> [TASK BRIEF]: What you return must be the lines of the data that hold the word "août".

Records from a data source
────────────────────────────────────────
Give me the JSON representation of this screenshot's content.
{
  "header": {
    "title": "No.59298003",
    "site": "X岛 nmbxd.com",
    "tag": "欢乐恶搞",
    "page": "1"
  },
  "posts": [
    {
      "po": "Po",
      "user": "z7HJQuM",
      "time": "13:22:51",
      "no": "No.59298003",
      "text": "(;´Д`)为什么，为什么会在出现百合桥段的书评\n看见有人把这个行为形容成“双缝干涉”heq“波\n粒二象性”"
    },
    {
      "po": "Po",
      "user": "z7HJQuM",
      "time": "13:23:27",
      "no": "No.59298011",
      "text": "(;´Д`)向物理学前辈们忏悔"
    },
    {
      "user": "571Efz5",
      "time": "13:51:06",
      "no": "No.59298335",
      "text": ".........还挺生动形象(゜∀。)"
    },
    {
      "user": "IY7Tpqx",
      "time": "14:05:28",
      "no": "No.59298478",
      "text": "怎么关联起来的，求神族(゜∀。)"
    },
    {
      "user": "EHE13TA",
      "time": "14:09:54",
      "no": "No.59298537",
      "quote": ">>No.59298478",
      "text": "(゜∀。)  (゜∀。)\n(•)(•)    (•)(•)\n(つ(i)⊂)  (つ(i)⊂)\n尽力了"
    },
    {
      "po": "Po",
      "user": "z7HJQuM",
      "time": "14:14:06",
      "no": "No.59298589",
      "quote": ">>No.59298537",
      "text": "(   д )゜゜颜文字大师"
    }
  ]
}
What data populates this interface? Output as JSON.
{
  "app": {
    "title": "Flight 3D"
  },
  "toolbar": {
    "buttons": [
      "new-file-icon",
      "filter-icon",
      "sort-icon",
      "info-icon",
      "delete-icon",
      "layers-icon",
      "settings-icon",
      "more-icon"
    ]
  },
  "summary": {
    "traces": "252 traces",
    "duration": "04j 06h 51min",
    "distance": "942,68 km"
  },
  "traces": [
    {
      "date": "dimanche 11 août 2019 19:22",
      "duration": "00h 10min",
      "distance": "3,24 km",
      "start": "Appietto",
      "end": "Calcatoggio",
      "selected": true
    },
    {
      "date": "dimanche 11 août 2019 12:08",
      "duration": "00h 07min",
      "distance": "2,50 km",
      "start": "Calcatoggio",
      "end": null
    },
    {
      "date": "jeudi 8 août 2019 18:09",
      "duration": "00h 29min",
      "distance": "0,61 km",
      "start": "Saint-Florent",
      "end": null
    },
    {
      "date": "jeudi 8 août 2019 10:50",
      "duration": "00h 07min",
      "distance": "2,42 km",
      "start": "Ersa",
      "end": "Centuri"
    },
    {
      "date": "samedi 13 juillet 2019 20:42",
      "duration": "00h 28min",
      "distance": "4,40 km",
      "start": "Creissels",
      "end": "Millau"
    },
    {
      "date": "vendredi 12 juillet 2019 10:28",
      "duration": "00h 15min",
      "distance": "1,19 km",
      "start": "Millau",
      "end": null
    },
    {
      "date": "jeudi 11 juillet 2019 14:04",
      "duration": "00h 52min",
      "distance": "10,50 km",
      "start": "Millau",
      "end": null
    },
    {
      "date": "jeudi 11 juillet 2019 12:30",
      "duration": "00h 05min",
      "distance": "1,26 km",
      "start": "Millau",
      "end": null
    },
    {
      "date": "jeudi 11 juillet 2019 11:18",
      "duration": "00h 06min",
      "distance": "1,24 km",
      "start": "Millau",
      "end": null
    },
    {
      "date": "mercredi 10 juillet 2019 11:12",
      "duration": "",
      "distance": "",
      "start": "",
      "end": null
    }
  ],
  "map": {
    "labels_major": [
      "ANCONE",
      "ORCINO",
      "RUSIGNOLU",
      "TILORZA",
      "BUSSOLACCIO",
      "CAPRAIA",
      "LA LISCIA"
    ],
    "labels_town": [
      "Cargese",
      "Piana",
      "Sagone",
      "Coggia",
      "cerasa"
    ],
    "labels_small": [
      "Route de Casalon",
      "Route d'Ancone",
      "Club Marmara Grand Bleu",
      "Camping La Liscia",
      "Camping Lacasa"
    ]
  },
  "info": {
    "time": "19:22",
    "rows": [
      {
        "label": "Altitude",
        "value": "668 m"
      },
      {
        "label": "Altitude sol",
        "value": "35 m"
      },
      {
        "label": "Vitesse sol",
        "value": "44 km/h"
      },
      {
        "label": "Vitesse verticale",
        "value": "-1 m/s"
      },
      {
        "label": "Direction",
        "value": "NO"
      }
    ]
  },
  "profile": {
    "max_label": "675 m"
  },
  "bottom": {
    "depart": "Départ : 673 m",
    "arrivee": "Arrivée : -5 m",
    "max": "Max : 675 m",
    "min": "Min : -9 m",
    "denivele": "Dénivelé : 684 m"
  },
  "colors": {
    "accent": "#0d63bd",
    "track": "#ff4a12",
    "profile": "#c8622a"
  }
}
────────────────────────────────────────
> [ANSWER FOR THIS EXERCISE]:
      "date": "dimanche 11 août 2019 19:22",
      "date": "dimanche 11 août 2019 12:08",
      "date": "jeudi 8 août 2019 18:09",
      "date": "jeudi 8 août 2019 10:50",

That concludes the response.